[Stored data]
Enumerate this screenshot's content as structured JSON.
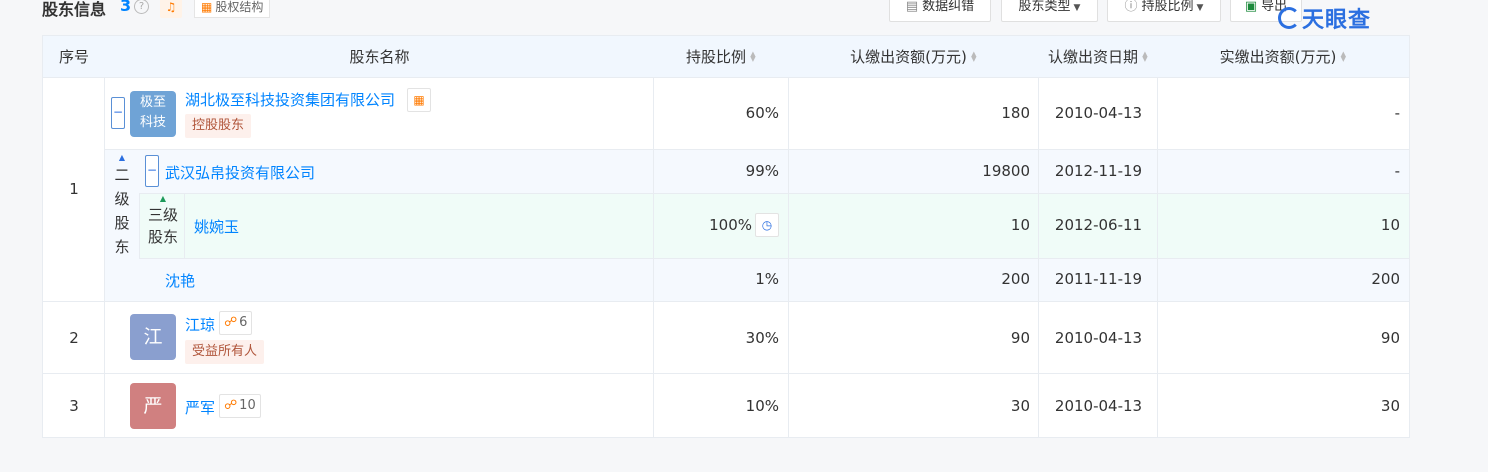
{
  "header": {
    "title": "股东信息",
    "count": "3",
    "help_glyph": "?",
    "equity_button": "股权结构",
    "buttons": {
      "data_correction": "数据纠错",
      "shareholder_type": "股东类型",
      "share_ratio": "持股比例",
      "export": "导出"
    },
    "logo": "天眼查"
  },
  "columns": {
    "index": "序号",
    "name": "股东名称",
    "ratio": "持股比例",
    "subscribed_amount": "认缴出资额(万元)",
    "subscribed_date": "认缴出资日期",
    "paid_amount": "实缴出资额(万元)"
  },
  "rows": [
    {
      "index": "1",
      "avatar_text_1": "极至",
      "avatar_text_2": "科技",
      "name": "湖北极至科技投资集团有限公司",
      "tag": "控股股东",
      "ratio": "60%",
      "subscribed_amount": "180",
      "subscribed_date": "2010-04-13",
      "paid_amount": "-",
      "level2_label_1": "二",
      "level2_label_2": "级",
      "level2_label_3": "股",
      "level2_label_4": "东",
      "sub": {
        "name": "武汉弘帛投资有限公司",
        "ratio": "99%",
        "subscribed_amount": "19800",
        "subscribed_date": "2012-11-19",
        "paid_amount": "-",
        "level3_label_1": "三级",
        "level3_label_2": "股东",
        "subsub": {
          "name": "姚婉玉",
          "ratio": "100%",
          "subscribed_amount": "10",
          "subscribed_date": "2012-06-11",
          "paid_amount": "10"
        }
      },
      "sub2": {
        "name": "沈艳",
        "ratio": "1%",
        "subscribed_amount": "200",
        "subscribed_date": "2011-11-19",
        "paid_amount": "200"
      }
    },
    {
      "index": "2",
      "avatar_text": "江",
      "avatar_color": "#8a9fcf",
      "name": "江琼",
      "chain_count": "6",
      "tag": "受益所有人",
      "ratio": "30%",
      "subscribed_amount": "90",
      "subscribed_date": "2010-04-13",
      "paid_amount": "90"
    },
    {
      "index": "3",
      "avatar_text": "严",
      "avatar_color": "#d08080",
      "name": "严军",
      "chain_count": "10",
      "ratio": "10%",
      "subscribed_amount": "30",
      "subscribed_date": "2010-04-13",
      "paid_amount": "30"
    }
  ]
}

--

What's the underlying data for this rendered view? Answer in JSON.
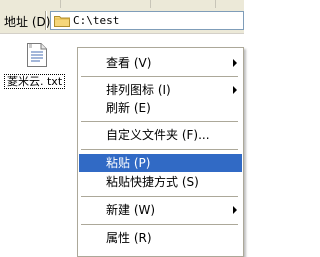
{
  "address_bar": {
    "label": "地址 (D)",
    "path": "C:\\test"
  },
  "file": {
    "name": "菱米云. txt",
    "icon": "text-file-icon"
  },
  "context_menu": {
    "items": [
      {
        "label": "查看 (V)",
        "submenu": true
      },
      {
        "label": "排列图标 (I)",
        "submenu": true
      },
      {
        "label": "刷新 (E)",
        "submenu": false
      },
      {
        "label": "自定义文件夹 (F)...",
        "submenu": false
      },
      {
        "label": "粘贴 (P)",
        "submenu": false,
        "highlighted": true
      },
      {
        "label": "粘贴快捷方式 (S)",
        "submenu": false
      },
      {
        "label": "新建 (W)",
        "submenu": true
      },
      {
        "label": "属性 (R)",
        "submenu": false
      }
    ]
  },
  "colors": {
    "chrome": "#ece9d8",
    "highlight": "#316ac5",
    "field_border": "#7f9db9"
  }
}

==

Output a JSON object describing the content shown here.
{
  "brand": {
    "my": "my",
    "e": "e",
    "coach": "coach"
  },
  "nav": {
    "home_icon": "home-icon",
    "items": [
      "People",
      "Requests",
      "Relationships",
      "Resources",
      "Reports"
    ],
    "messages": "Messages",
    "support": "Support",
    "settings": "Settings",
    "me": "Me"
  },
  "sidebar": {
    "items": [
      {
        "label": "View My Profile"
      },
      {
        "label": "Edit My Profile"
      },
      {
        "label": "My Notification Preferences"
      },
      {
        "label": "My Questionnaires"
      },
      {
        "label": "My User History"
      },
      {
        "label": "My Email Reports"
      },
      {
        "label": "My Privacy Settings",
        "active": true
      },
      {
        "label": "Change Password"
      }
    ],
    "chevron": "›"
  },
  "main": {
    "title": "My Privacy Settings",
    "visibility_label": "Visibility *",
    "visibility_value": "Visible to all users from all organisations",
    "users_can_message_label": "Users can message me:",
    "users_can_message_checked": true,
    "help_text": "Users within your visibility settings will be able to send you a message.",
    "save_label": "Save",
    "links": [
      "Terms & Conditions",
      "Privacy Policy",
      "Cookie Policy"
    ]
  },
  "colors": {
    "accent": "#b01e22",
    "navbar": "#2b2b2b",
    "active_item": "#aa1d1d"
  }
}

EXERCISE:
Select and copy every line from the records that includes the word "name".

RESPONSE:
    "name": "股东名称",
      "name": "湖北极至科技投资集团有限公司",
        "name": "武汉弘帛投资有限公司",
          "name": "姚婉玉",
        "name": "沈艳",
      "name": "江琼",
      "name": "严军",
    "name": "菱米云. txt",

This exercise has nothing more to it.